Nathan Smith’s freedom of migration category has lots of good stuff.

CNN needs to fire Lou Dobbs.

Philippe Legrain’s Immigrants: Your Country Needs Them will be available in the U.S. June 21.

Should we end global apartheid? in today’s NYT magazine:

Indeed, Pritchett attacks the primacy of nationality itself, treating it as an atavistic prejudice. Modern moral theory rejects discrimination based on other conditions of birth. If we do not bar people from jobs because they were born female, why bar them because they were born in Nepal? The name John Rawls appears on only a single page of “Let Their People Come,” but Pritchett is taking Rawlsian philosophy to new lengths. If a just social order, as Rawls theorized, is one we would embrace behind a “veil of ignorance” — without knowing what traits we possess — a world that uses the trait of nationality to exclude the neediest workers from the richest job markets is deeply unjust. (Rawls himself thought his theory did not apply across national borders.) Pritchett’s Harvard students rallied against all kinds of evils, he writes, but “I never heard the chants, ‘Hey, ho, restrictions on labor mobility have to go.’ ”

I never understood the appeal of beginning chants with “Hey, ho”, but let’s get on with ending apartheid and destroying nationalism anyway. Atavistic prejudice, indeed.

Speaking of which, I am not fond of the term immigration, which gives special status to political borders. Migration is better. I prefer moving or relocation, regardless of distance or jurisdictions involved.

Memorial Yay

Monday, May 28th, 2007
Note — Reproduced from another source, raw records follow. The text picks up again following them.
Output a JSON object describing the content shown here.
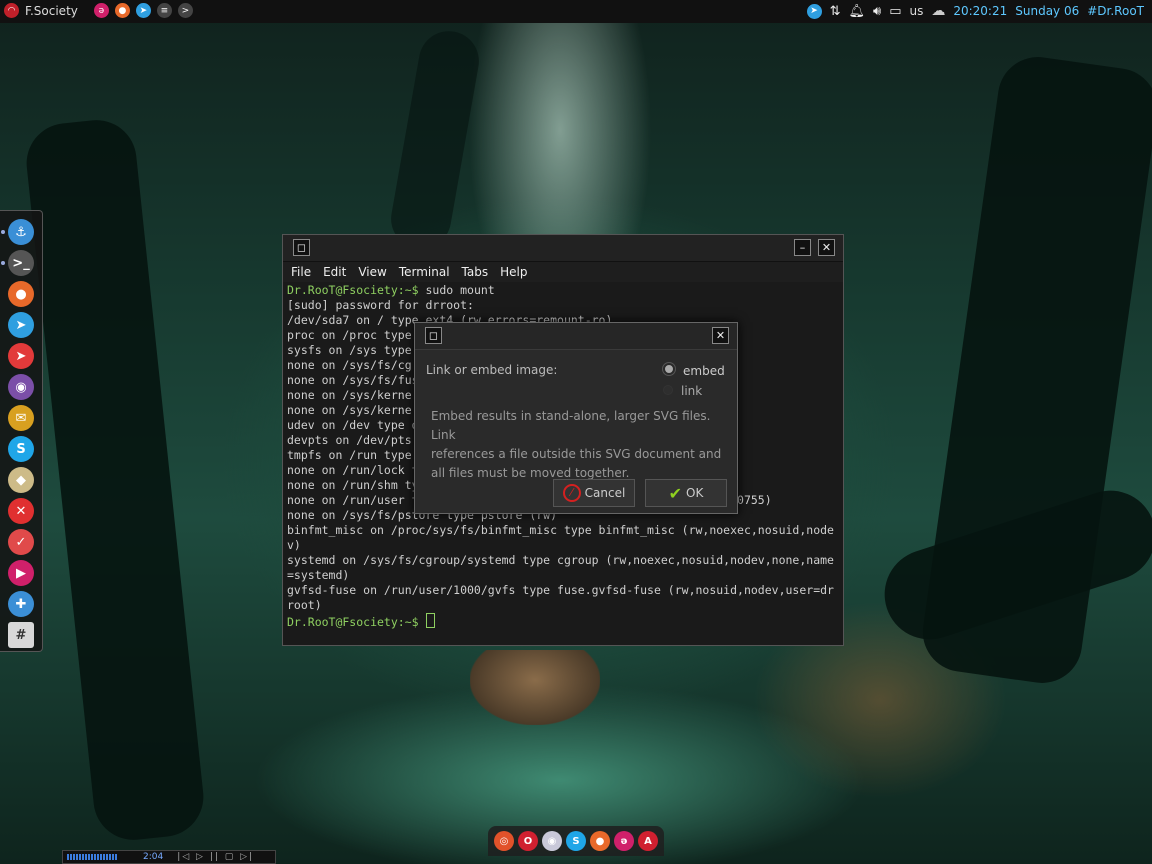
{
  "top_panel": {
    "brand": "F.Society",
    "left_icons": [
      "raspberry-icon",
      "firefox-icon",
      "telegram-icon",
      "menu-icon",
      "terminal-icon"
    ],
    "right_icons": [
      "telegram-icon",
      "network-icon",
      "notification-bell-icon",
      "volume-icon",
      "book-icon"
    ],
    "keyboard_layout": "us",
    "time": "20:20:21",
    "date": "Sunday 06",
    "user": "#Dr.RooT"
  },
  "left_dock": {
    "items": [
      {
        "name": "anchor-icon",
        "glyph": "⚓",
        "color": "#3a8fd6"
      },
      {
        "name": "terminal-icon",
        "glyph": ">_",
        "color": "#555555"
      },
      {
        "name": "firefox-icon",
        "glyph": "●",
        "color": "#e8692a"
      },
      {
        "name": "telegram-icon",
        "glyph": "➤",
        "color": "#2f9fe0"
      },
      {
        "name": "telegram-desktop-icon",
        "glyph": "➤",
        "color": "#e23a3a"
      },
      {
        "name": "chat-bird-icon",
        "glyph": "◉",
        "color": "#7b4fa8"
      },
      {
        "name": "mail-icon",
        "glyph": "✉",
        "color": "#d8a020"
      },
      {
        "name": "skype-icon",
        "glyph": "S",
        "color": "#1fa6e8"
      },
      {
        "name": "inkscape-icon",
        "glyph": "◆",
        "color": "#cdbb88"
      },
      {
        "name": "close-app-icon",
        "glyph": "✕",
        "color": "#e03030"
      },
      {
        "name": "tasks-icon",
        "glyph": "✓",
        "color": "#e04a4a"
      },
      {
        "name": "media-player-icon",
        "glyph": "▶",
        "color": "#d0206a"
      },
      {
        "name": "software-center-icon",
        "glyph": "✚",
        "color": "#3b8fd6"
      },
      {
        "name": "text-editor-icon",
        "glyph": "#",
        "color": "#d8d8d8"
      }
    ]
  },
  "terminal": {
    "menu": [
      "File",
      "Edit",
      "View",
      "Terminal",
      "Tabs",
      "Help"
    ],
    "prompt": "Dr.RooT@Fsociety:~$",
    "command": "sudo mount",
    "lines": [
      "[sudo] password for drroot:",
      "/dev/sda7 on / type ext4 (rw,errors=remount-ro)",
      "proc on /proc type",
      "sysfs on /sys type",
      "none on /sys/fs/cg",
      "none on /sys/fs/fus",
      "none on /sys/kerne",
      "none on /sys/kerne",
      "udev on /dev type d",
      "devpts on /dev/pts",
      "tmpfs on /run type",
      "none on /run/lock t",
      "none on /run/shm ty",
      "none on /run/user t                                     500,mode=0755)",
      "none on /sys/fs/pstore type pstore (rw)",
      "binfmt_misc on /proc/sys/fs/binfmt_misc type binfmt_misc (rw,noexec,nosuid,node",
      "v)",
      "systemd on /sys/fs/cgroup/systemd type cgroup (rw,noexec,nosuid,nodev,none,name",
      "=systemd)",
      "gvfsd-fuse on /run/user/1000/gvfs type fuse.gvfsd-fuse (rw,nosuid,nodev,user=dr",
      "root)"
    ]
  },
  "dialog": {
    "question": "Link or embed image:",
    "options": [
      {
        "label": "embed",
        "selected": true
      },
      {
        "label": "link",
        "selected": false
      }
    ],
    "description": [
      "Embed results in stand-alone, larger SVG files. Link",
      "references a file outside this SVG document and",
      "all files must be moved together."
    ],
    "cancel_label": "Cancel",
    "ok_label": "OK"
  },
  "bottom_dock": {
    "items": [
      {
        "name": "ubuntu-icon",
        "glyph": "◎",
        "color": "#e2522a"
      },
      {
        "name": "opera-icon",
        "glyph": "O",
        "color": "#d02030"
      },
      {
        "name": "webcam-icon",
        "glyph": "◉",
        "color": "#c9c9d9"
      },
      {
        "name": "skype-icon",
        "glyph": "S",
        "color": "#1fa6e8"
      },
      {
        "name": "firefox-icon",
        "glyph": "●",
        "color": "#e8692a"
      },
      {
        "name": "raspberry-icon",
        "glyph": "ə",
        "color": "#d0206a"
      },
      {
        "name": "app-store-icon",
        "glyph": "A",
        "color": "#d02030"
      }
    ]
  },
  "player": {
    "time": "2:04"
  }
}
Again this (U.S.) I honor , deserters and others not stupid enough to be darwinized at the command of their parentlandjurisdiction’s politicians.